“When you reach high school and you aren’t able to do three-digit multiplication, that’s a real problem,” said state Education Commissioner Bret Schundler. “Part of the problem is we move students through so fast that they don’t gain that ability.”
He said the department has heard the concerns about the math standards, and others, in public hearings over the course of the last three months. “And it was not just us who didn’t agree, but neither do scholars across the country,” he said.
Still, there was some urgency to Schundler wanting the board to move on the national standards, as New Jersey’s participation will also gain it points on the pending application for $400 million in federal Race to the Top funds.
How this plays out in schools and classrooms is far from being determined, however. The language arts standards drew little debate overall, in part because many educators said that New Jersey’s standards already matched up well against them.

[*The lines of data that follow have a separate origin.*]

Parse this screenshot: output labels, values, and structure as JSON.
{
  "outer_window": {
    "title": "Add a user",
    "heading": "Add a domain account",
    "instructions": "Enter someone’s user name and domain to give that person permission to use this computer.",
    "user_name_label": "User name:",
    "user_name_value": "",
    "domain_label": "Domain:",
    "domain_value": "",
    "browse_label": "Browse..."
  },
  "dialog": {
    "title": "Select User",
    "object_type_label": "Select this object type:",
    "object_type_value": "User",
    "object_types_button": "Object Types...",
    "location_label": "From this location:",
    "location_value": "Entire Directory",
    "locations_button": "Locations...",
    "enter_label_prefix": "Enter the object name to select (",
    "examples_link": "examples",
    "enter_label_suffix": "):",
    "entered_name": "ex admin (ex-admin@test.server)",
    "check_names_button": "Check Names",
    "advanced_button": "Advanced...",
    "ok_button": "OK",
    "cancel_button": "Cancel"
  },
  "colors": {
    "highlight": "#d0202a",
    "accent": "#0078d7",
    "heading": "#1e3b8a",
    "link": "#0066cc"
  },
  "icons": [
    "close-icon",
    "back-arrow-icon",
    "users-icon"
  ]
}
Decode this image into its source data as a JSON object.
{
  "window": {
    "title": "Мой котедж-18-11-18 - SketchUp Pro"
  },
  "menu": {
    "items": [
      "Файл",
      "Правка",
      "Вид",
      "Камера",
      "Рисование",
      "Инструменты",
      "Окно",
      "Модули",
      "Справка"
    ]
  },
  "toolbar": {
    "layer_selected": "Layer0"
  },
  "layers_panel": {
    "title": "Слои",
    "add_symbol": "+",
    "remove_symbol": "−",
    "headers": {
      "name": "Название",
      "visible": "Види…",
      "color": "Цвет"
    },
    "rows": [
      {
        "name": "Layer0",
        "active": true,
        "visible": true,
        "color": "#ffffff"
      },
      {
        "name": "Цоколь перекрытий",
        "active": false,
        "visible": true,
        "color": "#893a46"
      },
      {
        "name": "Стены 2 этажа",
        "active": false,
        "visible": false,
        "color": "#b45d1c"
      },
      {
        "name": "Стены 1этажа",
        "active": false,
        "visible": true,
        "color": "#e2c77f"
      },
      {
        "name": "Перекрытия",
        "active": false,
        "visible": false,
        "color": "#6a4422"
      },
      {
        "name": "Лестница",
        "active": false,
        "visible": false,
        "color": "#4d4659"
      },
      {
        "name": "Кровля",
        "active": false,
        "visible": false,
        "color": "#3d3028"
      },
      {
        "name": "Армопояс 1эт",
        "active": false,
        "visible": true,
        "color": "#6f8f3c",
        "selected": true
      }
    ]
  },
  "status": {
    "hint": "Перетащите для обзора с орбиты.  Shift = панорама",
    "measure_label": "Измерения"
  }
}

“Will it change much? Probably not a whole lot,” said board member Dorothy Strickland, a Rutgers professor in literacy who was a consultant on the Common Core project. “When you look across the two, we map pretty well.”
The most significant impact in any standards adoption is how they drive new state testing, but much of that remains in flux as a second project is underway to develop national test models that the states could then adopt.
It’s actually two parallel projects that are each vying for developing different models, with different emphasis on single-subject exams or general knowledge exams like New Jersey’s current ones. New Jersey so far has signed up in support of both projects to protect its interests.
A decision is likely to be due later this summer or fall, officials said, with the final tests to be developed by 2015.
“We don’t have to choose yet, so we’re siding with both,” said Spicer, the deputy commissioner. “They’re both very attractive pieces, and I think we’d get a good product in either one.”
State board members applauded the state’s adoption yesterday, saying it finally brought New Jersey and other states in line with one another.
“It’s actually historic,” said Josephine Hernandez, the board’s president. “We're not doing things in a vacuum any longer, but instead we’re now part of a greater movement of setting what American kids, not just New Jersey kids, should know and master.
“For the first time, we are speaking with one voice,” she said.